Data records for software interfaces:
* * *

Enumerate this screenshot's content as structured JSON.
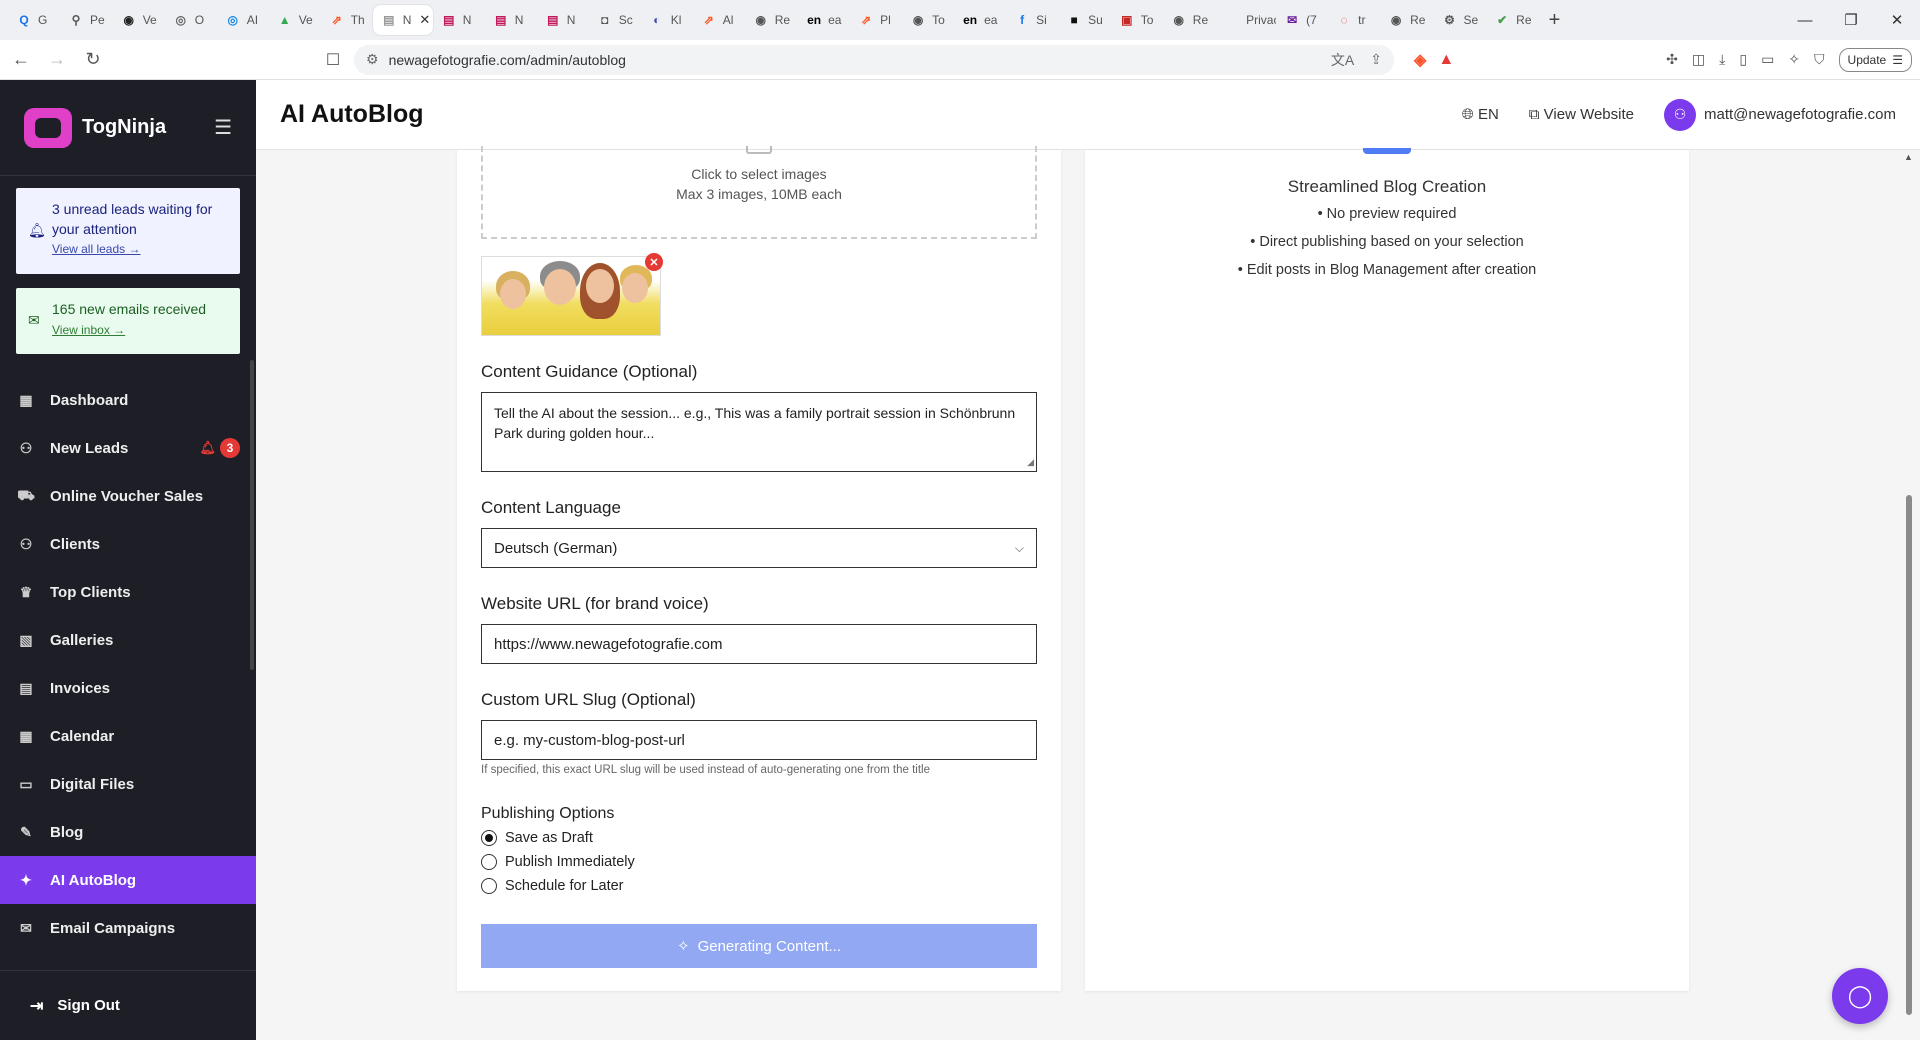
{
  "browser": {
    "tabs": [
      {
        "label": "G",
        "color": "#1a73e8",
        "glyph": "Q"
      },
      {
        "label": "Pe",
        "color": "#555",
        "glyph": "⚲"
      },
      {
        "label": "Ve",
        "color": "#222",
        "glyph": "◉"
      },
      {
        "label": "O",
        "color": "#666",
        "glyph": "◎"
      },
      {
        "label": "AI",
        "color": "#1e88e5",
        "glyph": "◎"
      },
      {
        "label": "Ve",
        "color": "#34a853",
        "glyph": "▲"
      },
      {
        "label": "Th",
        "color": "#ff5722",
        "glyph": "⇗"
      },
      {
        "label": "N",
        "color": "#999",
        "glyph": "▤"
      },
      {
        "label": "N",
        "color": "#c2185b",
        "glyph": "▤"
      },
      {
        "label": "N",
        "color": "#c2185b",
        "glyph": "▤"
      },
      {
        "label": "N",
        "color": "#c2185b",
        "glyph": "▤"
      },
      {
        "label": "Sc",
        "color": "#555",
        "glyph": "◘"
      },
      {
        "label": "Kl",
        "color": "#3f51b5",
        "glyph": "◐"
      },
      {
        "label": "Al",
        "color": "#ff5722",
        "glyph": "⇗"
      },
      {
        "label": "Re",
        "color": "#555",
        "glyph": "◉"
      },
      {
        "label": "ea",
        "color": "#000",
        "glyph": "en"
      },
      {
        "label": "Pl",
        "color": "#ff5722",
        "glyph": "⇗"
      },
      {
        "label": "To",
        "color": "#555",
        "glyph": "◉"
      },
      {
        "label": "ea",
        "color": "#000",
        "glyph": "en"
      },
      {
        "label": "Si",
        "color": "#1877f2",
        "glyph": "f"
      },
      {
        "label": "Su",
        "color": "#111",
        "glyph": "■"
      },
      {
        "label": "To",
        "color": "#c62828",
        "glyph": "▣"
      },
      {
        "label": "Re",
        "color": "#555",
        "glyph": "◉"
      },
      {
        "label": "Privac",
        "color": "#888",
        "glyph": ""
      },
      {
        "label": "(7",
        "color": "#6a1b9a",
        "glyph": "✉"
      },
      {
        "label": "tr",
        "color": "#e53935",
        "glyph": "◌"
      },
      {
        "label": "Re",
        "color": "#555",
        "glyph": "◉"
      },
      {
        "label": "Se",
        "color": "#555",
        "glyph": "⚙"
      },
      {
        "label": "Re",
        "color": "#43a047",
        "glyph": "✔"
      }
    ],
    "active_tab_index": 7,
    "url": "newagefotografie.com/admin/autoblog",
    "update_label": "Update"
  },
  "sidebar": {
    "brand": "TogNinja",
    "leads_notice": {
      "text": "3 unread leads waiting for your attention",
      "link": "View all leads →"
    },
    "mail_notice": {
      "text": "165 new emails received",
      "link": "View inbox →"
    },
    "items": [
      {
        "label": "Dashboard",
        "icon": "▦",
        "name": "dashboard"
      },
      {
        "label": "New Leads",
        "icon": "⚇",
        "name": "new-leads",
        "badge": "3"
      },
      {
        "label": "Online Voucher Sales",
        "icon": "⛟",
        "name": "voucher-sales"
      },
      {
        "label": "Clients",
        "icon": "⚇",
        "name": "clients"
      },
      {
        "label": "Top Clients",
        "icon": "♛",
        "name": "top-clients"
      },
      {
        "label": "Galleries",
        "icon": "▧",
        "name": "galleries"
      },
      {
        "label": "Invoices",
        "icon": "▤",
        "name": "invoices"
      },
      {
        "label": "Calendar",
        "icon": "▦",
        "name": "calendar"
      },
      {
        "label": "Digital Files",
        "icon": "▭",
        "name": "digital-files"
      },
      {
        "label": "Blog",
        "icon": "✎",
        "name": "blog"
      },
      {
        "label": "AI AutoBlog",
        "icon": "✦",
        "name": "ai-autoblog",
        "active": true
      },
      {
        "label": "Email Campaigns",
        "icon": "✉",
        "name": "email-campaigns"
      }
    ],
    "sign_out": "Sign Out"
  },
  "header": {
    "title": "AI AutoBlog",
    "language": "EN",
    "view_website": "View Website",
    "user_email": "matt@newagefotografie.com"
  },
  "form": {
    "upload_primary": "Click to select images",
    "upload_secondary": "Max 3 images, 10MB each",
    "guidance_label": "Content Guidance (Optional)",
    "guidance_placeholder": "Tell the AI about the session... e.g., This was a family portrait session in Schönbrunn Park during golden hour...",
    "language_label": "Content Language",
    "language_value": "Deutsch (German)",
    "website_label": "Website URL (for brand voice)",
    "website_value": "https://www.newagefotografie.com",
    "slug_label": "Custom URL Slug (Optional)",
    "slug_placeholder": "e.g. my-custom-blog-post-url",
    "slug_help": "If specified, this exact URL slug will be used instead of auto-generating one from the title",
    "publishing_label": "Publishing Options",
    "options": [
      {
        "label": "Save as Draft",
        "selected": true
      },
      {
        "label": "Publish Immediately",
        "selected": false
      },
      {
        "label": "Schedule for Later",
        "selected": false
      }
    ],
    "generate_button": "Generating Content..."
  },
  "info_panel": {
    "title": "Streamlined Blog Creation",
    "bullets": [
      "• No preview required",
      "• Direct publishing based on your selection",
      "• Edit posts in Blog Management after creation"
    ]
  },
  "colors": {
    "accent": "#7c3aed",
    "sidebar_bg": "#1e1f26",
    "button_disabled": "#93a8f2",
    "badge": "#e53935"
  }
}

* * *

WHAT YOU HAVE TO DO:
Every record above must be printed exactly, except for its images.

FINISHED EXERCISE:
Enumerate this screenshot's content as structured JSON.
{
  "browser": {
    "tabs": [
      {
        "label": "G",
        "color": "#1a73e8",
        "glyph": "Q"
      },
      {
        "label": "Pe",
        "color": "#555",
        "glyph": "⚲"
      },
      {
        "label": "Ve",
        "color": "#222",
        "glyph": "◉"
      },
      {
        "label": "O",
        "color": "#666",
        "glyph": "◎"
      },
      {
        "label": "AI",
        "color": "#1e88e5",
        "glyph": "◎"
      },
      {
        "label": "Ve",
        "color": "#34a853",
        "glyph": "▲"
      },
      {
        "label": "Th",
        "color": "#ff5722",
        "glyph": "⇗"
      },
      {
        "label": "N",
        "color": "#999",
        "glyph": "▤"
      },
      {
        "label": "N",
        "color": "#c2185b",
        "glyph": "▤"
      },
      {
        "label": "N",
        "color": "#c2185b",
        "glyph": "▤"
      },
      {
        "label": "N",
        "color": "#c2185b",
        "glyph": "▤"
      },
      {
        "label": "Sc",
        "color": "#555",
        "glyph": "◘"
      },
      {
        "label": "Kl",
        "color": "#3f51b5",
        "glyph": "◐"
      },
      {
        "label": "Al",
        "color": "#ff5722",
        "glyph": "⇗"
      },
      {
        "label": "Re",
        "color": "#555",
        "glyph": "◉"
      },
      {
        "label": "ea",
        "color": "#000",
        "glyph": "en"
      },
      {
        "label": "Pl",
        "color": "#ff5722",
        "glyph": "⇗"
      },
      {
        "label": "To",
        "color": "#555",
        "glyph": "◉"
      },
      {
        "label": "ea",
        "color": "#000",
        "glyph": "en"
      },
      {
        "label": "Si",
        "color": "#1877f2",
        "glyph": "f"
      },
      {
        "label": "Su",
        "color": "#111",
        "glyph": "■"
      },
      {
        "label": "To",
        "color": "#c62828",
        "glyph": "▣"
      },
      {
        "label": "Re",
        "color": "#555",
        "glyph": "◉"
      },
      {
        "label": "Privac",
        "color": "#888",
        "glyph": ""
      },
      {
        "label": "(7",
        "color": "#6a1b9a",
        "glyph": "✉"
      },
      {
        "label": "tr",
        "color": "#e53935",
        "glyph": "◌"
      },
      {
        "label": "Re",
        "color": "#555",
        "glyph": "◉"
      },
      {
        "label": "Se",
        "color": "#555",
        "glyph": "⚙"
      },
      {
        "label": "Re",
        "color": "#43a047",
        "glyph": "✔"
      }
    ],
    "active_tab_index": 7,
    "url": "newagefotografie.com/admin/autoblog",
    "update_label": "Update"
  },
  "sidebar": {
    "brand": "TogNinja",
    "leads_notice": {
      "text": "3 unread leads waiting for your attention",
      "link": "View all leads →"
    },
    "mail_notice": {
      "text": "165 new emails received",
      "link": "View inbox →"
    },
    "items": [
      {
        "label": "Dashboard",
        "icon": "▦",
        "name": "dashboard"
      },
      {
        "label": "New Leads",
        "icon": "⚇",
        "name": "new-leads",
        "badge": "3"
      },
      {
        "label": "Online Voucher Sales",
        "icon": "⛟",
        "name": "voucher-sales"
      },
      {
        "label": "Clients",
        "icon": "⚇",
        "name": "clients"
      },
      {
        "label": "Top Clients",
        "icon": "♛",
        "name": "top-clients"
      },
      {
        "label": "Galleries",
        "icon": "▧",
        "name": "galleries"
      },
      {
        "label": "Invoices",
        "icon": "▤",
        "name": "invoices"
      },
      {
        "label": "Calendar",
        "icon": "▦",
        "name": "calendar"
      },
      {
        "label": "Digital Files",
        "icon": "▭",
        "name": "digital-files"
      },
      {
        "label": "Blog",
        "icon": "✎",
        "name": "blog"
      },
      {
        "label": "AI AutoBlog",
        "icon": "✦",
        "name": "ai-autoblog",
        "active": true
      },
      {
        "label": "Email Campaigns",
        "icon": "✉",
        "name": "email-campaigns"
      }
    ],
    "sign_out": "Sign Out"
  },
  "header": {
    "title": "AI AutoBlog",
    "language": "EN",
    "view_website": "View Website",
    "user_email": "matt@newagefotografie.com"
  },
  "form": {
    "upload_primary": "Click to select images",
    "upload_secondary": "Max 3 images, 10MB each",
    "guidance_label": "Content Guidance (Optional)",
    "guidance_placeholder": "Tell the AI about the session... e.g., This was a family portrait session in Schönbrunn Park during golden hour...",
    "language_label": "Content Language",
    "language_value": "Deutsch (German)",
    "website_label": "Website URL (for brand voice)",
    "website_value": "https://www.newagefotografie.com",
    "slug_label": "Custom URL Slug (Optional)",
    "slug_placeholder": "e.g. my-custom-blog-post-url",
    "slug_help": "If specified, this exact URL slug will be used instead of auto-generating one from the title",
    "publishing_label": "Publishing Options",
    "options": [
      {
        "label": "Save as Draft",
        "selected": true
      },
      {
        "label": "Publish Immediately",
        "selected": false
      },
      {
        "label": "Schedule for Later",
        "selected": false
      }
    ],
    "generate_button": "Generating Content..."
  },
  "info_panel": {
    "title": "Streamlined Blog Creation",
    "bullets": [
      "• No preview required",
      "• Direct publishing based on your selection",
      "• Edit posts in Blog Management after creation"
    ]
  },
  "colors": {
    "accent": "#7c3aed",
    "sidebar_bg": "#1e1f26",
    "button_disabled": "#93a8f2",
    "badge": "#e53935"
  }
}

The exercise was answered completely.